In the Standards for Record Keeping (available on the Quality Assurance Page), documentation is defined as: “Information in electronic or paper format that provides evidence of the actions, events, facts, thought processes, and/or decisions within dietetic practice.While Naloxone administration in an emergency is not considered dietetic practice, the actions needed will affect the ability to complete an appointment, assessment, and nutrition care plan process, as well as including a requirement to refer to another professional (in this case, by calling 9-1-1 and alerting any team members in your immediate surroundings of the circumstances). If this emergency occurs during your client’s appointment with you, an accurate, permanent entry should be made in the client record for any action taken in the event of a toxic drug overdose. If you respond to an emergency outside of your appointment time with a client, first responders are likely the professionals responsible for documentation.

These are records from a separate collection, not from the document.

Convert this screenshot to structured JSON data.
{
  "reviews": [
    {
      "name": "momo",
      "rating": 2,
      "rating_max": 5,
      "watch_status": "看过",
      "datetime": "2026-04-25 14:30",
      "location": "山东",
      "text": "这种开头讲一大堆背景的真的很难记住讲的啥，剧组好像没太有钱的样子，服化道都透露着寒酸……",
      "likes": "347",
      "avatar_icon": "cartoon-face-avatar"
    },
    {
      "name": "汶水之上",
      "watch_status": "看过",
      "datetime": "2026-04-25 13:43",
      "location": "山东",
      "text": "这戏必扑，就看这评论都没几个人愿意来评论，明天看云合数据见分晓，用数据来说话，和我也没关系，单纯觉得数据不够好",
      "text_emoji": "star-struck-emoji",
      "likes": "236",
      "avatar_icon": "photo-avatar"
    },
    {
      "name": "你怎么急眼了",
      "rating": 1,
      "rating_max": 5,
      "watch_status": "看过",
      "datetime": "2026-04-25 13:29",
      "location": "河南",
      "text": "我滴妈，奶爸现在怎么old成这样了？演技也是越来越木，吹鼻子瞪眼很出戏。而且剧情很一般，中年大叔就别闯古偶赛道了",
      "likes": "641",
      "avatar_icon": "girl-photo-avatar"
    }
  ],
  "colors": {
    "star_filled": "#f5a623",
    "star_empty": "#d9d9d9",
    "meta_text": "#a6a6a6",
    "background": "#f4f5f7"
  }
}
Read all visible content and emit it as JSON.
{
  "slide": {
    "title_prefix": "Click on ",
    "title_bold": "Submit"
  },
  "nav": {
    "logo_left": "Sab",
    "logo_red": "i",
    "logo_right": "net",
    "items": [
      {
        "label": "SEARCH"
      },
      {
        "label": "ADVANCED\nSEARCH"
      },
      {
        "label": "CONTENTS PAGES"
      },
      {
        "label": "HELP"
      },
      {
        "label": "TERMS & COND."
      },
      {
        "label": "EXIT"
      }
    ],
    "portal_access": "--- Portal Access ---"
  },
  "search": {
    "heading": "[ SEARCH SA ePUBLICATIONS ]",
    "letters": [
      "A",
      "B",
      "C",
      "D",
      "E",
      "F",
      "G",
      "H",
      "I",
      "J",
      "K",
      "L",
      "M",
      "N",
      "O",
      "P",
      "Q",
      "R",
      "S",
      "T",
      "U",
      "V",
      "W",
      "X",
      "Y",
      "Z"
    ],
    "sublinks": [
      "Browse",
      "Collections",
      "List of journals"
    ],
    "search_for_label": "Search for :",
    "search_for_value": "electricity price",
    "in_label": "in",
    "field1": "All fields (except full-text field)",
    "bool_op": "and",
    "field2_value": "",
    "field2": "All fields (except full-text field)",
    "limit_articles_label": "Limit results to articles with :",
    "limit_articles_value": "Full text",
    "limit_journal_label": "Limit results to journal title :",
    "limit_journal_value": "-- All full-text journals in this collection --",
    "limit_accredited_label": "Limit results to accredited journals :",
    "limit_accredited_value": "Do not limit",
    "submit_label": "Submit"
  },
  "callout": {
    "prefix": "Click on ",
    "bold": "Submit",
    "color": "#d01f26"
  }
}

Q6: What are some resources I can provide clients about safe drug consumption and Naloxone?

If your client has questions about safe drug consumption and naloxone, this are a list of resources:

Q7: Where can I learn more about Naloxone administration?

These are some additional resources you can use to learn more about naloxone and harm reduction:

Q8: Can I use learning about Naloxone administration in my work setting as a CCP goal?

Yes. When your job includes potential encounters with clients who are at risk of opioid overdose and you identify a goal relating to becoming knowledgeable about how to reduce the risk of harm to your client, learning about Naloxone administration is a valid addition to your CCP. Code of Ethics Principle 5 includes: “A Registered Dietitian demonstrates respect, dignity and privacy at all times when interacting with clients by… placing the clients’ best interests as the primary obligation.”

Consider Standard of Practice 14. The following Standard/Indicator combinations are relevant and could be selected in the Self Assessment section of the CCP process.

  • 6: Implement planned services in a timely, safe and effective manner, communicating with clients and coordinating with team members.
  • 8: Adjust service plan to reflect changing needs of the client and practice context.
  • 9: Consult with or refer the client to another regulated health professional or appropriately qualified individual as needed/appropriate.
  • 10: Advocate on the clients’ behalf.


  1. CDBC Quality Assurance Page
    • Code of Ethics Principles and Guidelines
    • Standards of Practice
    • Continuing Competence Program

Many thanks to Simran Saroya, LEAP Pharmacy student, for her input into this post.

Recent Posts